In his annual State of the Nation address on February 21, Russian President Vladimir Putin said Moscow Russia is suspending its participation in the US and Russia’s last remaining nuclear arms agreement (New START). New START was signed in 2010, aiming to limit the arsenals of the two powers possessing the most nuclear warheads in the world to a maximum of 1,550 warheads, down nearly 30% from the level set in 2002. In January 2021, President Putin agreed to extend this treaty for 5 years until 2026. Accordingly, each year Moscow and Washington can carry out at most 20 mutual inspections, within the framework of New START.

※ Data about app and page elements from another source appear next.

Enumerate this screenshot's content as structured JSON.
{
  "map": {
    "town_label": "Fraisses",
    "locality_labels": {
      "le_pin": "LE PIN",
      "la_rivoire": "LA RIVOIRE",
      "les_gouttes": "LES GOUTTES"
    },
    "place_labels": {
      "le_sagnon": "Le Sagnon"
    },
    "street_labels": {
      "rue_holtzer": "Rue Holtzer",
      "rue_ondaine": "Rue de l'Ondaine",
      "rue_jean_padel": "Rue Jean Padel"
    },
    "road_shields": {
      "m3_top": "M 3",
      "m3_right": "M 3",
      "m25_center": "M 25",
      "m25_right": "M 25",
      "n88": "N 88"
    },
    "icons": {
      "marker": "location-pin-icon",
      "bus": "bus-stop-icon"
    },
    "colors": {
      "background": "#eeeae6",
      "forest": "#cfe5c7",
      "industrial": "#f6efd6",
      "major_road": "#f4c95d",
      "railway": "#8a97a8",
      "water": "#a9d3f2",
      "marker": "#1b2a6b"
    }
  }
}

However, the inspection work within the framework of New START has been paused for nearly three years due to the COVID-19 pandemic, as well as the deterioration of Russia-US relations. In August 2022, Russia informed the US of its decision to suspend inspection activities in Russia, in response to Western embargoes on Russian aircraft, making it impossible for Moscow to send inspectors to Russia. Moscow also believed that Washington has conducted unannounced inspections and tried to create a unilateral advantage over Russia.
The Russian President stated that Russia suspends the treaty but will not withdraw from New START. According to the Russian Foreign Ministry, Moscow will continue to comply with the quantitative restrictions set forth by the Treaty, for the duration of its validity, and the suspension is reversible. Despite stressing that Russia will not be the first to resume nuclear testing, President Putin warned that once the US tests nuclear weapons, the Russian Defense Ministry and relevant agencies are ready to do the same. Kremlin spokesman Dmitry Peskov said Russia will not discuss New START with the US, as long as Washington continues to send arms to Ukraine.
US Secretary of State Antony Blinken stressed that Russia's decision is regrettable while affirming that the US is ready to discuss limiting strategic weapons at any time with Russia, although the two sides still disagree on several bilateral and international issues. In addition, the US will monitor all moves of Moscow to ensure that in any situation Washington and its allies are in a safe position. Secretary-General of the North Atlantic Treaty Organisation (NATO) Jens Stoltenberg also expressed regret and called on Moscow to reconsider the decision.
The New START is considered the final "anchor" to create a legally binding framework for Russia and the US to control each other's nuclear capabilities. In 2002, under the administration of President George W. Bush, the US withdrew from the Anti-Ballistic Missile (ABM) Treaty, after 30 years of implementation. During the presidency of Donald Trump, the US withdrew from the Iran nuclear deal, the Treaty on Open Skies and the Intermediate-Range Nuclear Forces Treaty. Experts who study international relations fear that the suspension of the New START will spark a new arms race, paralleling the conflict in Ukraine.
A world without nuclear arms control is a far more dangerous, unstable one, with potentially catastrophic consequences, said UN spokesperson Stephane Dujarric. He also noted that the New START and successive bilateral treaties on strategic nuclear arms reduction between Russia and the US have provided security, not only for the two countries but for the entire international community. Therefore, Russia and the US have a responsibility to return to dialogue immediately and continue to fully implement the New START for international security.